MOSCOW Russia is signing new wheat export contracts with Turkey without any price premiums after the resolution of a trade dispute between the two countries, analysts and traders said.
Turkey, the second-largest buyer of Russian wheat after Egypt and the biggest buyer of its sunflower oil, had been in an agriculture trade dispute with Russia since mid-March when it imposed what Moscow regarded as prohibitively high import tariffs.
The dispute, which had brought Russia’s grain supplies to Turkey to a virtual standstill, was resolved at the meeting of the presidents of the two countries – Tayyip Erdogan and Vladimir Putin – in early May when Moscow agreed to scrap some of its restrictions on Ankara.
“There are no problems (with supplies to Turkey),” Sergey Balan, the head of Russia’s National Association of Exporters of Agricultural Products, told Reuters. “Everything resumed its natural course.”
According to Balan, traders have already fulfilled supplies of wheat, which were delayed by the trade limits.
Russia boosted wheat exports to Turkey to 105,300 tonnes in May from 58,400 tonnes in April, SovEcon agriculture consultancy said in a note, citing customs data.

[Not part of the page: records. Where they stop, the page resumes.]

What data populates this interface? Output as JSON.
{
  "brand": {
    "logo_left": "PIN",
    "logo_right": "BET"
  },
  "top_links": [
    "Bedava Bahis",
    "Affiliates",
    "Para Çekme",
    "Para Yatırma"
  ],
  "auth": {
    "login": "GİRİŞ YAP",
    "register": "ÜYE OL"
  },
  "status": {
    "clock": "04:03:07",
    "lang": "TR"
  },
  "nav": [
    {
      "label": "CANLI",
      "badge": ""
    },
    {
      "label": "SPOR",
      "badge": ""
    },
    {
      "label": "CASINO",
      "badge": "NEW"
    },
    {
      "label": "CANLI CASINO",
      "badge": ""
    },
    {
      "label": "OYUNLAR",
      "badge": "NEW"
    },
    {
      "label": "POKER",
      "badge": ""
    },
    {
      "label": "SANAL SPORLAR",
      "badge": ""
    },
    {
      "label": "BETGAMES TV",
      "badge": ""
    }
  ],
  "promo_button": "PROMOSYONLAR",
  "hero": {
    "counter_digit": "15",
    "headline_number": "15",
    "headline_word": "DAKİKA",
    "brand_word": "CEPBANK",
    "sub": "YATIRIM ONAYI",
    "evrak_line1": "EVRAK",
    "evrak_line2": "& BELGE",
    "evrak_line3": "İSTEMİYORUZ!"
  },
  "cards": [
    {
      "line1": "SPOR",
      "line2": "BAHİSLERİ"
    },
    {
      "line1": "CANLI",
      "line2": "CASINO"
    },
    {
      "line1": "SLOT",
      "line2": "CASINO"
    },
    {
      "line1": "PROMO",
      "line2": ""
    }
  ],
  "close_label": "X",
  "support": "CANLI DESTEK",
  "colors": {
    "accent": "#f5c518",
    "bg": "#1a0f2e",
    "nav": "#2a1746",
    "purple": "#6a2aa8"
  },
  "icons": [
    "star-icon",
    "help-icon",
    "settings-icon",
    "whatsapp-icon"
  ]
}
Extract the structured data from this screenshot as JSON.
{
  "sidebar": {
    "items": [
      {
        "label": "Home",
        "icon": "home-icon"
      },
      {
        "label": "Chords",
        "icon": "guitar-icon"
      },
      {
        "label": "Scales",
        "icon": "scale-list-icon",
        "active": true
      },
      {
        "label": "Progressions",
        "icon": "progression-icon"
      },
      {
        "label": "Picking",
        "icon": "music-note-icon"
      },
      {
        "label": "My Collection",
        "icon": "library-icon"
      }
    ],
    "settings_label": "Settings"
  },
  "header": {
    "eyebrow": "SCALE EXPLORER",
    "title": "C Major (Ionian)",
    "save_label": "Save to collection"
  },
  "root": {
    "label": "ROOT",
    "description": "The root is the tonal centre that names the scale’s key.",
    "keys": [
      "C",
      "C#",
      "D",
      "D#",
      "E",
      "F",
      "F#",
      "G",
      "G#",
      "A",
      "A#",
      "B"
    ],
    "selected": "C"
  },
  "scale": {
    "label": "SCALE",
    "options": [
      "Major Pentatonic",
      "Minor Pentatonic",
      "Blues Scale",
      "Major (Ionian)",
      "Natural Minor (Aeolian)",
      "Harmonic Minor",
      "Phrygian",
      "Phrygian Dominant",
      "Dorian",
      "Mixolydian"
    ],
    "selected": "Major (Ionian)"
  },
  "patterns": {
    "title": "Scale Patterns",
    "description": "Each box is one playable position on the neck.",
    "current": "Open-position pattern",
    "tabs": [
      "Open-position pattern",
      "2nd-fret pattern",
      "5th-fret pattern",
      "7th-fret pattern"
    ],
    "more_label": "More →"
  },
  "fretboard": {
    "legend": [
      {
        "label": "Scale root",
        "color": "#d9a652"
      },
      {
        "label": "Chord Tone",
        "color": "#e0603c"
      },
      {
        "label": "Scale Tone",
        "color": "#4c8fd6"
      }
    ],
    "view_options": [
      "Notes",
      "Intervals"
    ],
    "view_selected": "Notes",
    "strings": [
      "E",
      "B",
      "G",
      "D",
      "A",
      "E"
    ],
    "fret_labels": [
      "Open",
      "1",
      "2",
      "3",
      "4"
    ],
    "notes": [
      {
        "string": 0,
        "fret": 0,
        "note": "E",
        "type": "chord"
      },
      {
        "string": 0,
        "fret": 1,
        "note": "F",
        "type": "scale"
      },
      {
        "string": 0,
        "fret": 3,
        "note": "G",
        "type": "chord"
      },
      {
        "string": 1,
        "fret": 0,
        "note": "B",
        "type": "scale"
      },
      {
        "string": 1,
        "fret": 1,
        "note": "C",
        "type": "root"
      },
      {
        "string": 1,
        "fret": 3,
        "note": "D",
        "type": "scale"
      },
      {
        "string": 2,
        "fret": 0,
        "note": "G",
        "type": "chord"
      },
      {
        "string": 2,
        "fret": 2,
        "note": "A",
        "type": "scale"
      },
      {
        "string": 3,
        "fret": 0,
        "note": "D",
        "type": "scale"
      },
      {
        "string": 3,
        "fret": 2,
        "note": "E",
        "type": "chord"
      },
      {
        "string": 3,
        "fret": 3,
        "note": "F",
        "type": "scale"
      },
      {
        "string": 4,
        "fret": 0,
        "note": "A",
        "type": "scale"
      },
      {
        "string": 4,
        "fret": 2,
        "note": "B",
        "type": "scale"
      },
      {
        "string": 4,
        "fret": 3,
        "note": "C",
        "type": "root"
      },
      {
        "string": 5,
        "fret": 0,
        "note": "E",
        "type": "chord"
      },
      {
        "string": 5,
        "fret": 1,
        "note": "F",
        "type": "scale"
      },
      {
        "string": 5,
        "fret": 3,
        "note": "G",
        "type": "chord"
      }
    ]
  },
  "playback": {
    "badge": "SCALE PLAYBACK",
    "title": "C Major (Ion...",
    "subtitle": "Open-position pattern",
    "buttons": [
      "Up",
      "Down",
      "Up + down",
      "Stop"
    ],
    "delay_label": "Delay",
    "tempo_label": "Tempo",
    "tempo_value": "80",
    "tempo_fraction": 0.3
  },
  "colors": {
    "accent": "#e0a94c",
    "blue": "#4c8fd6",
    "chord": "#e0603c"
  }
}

Since the start of this 2016/17 marketing year on July 1, Turkey bought 2.4 million tonnes of Russian wheat, or 9 percent of Russia’s total wheat exports.
The normalization of the trade relations between Moscow and Ankara was also bolstered in late May when Putin lifted restrictions on hiring Turkish workers and on Turkish firms operating in Russia.
“It looks like everything has become normal,” a Turkish wheat buyer, based in Russia, said.
There is no price premium for the supplies to Turkey in the new contracts, he added. Dmitry Rylko, the head of IKAR agriculture consultancy, also confirmed this.
Sunflower oil supplies to Turkey have also returned to normal and there are no signs of any problems, Mikhail Maltsev, the head of Russia’s Oil and Fats Union, told Reuters.
Russia exported 13,200 tonnes of sunflower oil to Turkey in May, down from 32,500 tonnes in April and 73,700 tonnes in March, according to SovEcon.
Supplies in March were boosted by traders’ attempts to fulfil previously signed contracts before the launch of the high import tariffs in mid-March.
“Exports can be down in May but they were on a record level before that,” Maltsev said. Russia exported 1.2 million tonnes of sunflower oil in October-May, of which 406,800 tonnes were sent to Turkey.
Russia is keeping its a ban on Turkish tomato imports – an issue Ankara is eager to resolve – but it does not affect Russian grain exports. Moscow argues that allowing tomato imports from Turkey would harm domestic farmers.
(Reporting by Polina Devitt and Olga Popova; editing by Katya Golubkova and Jane Merriman)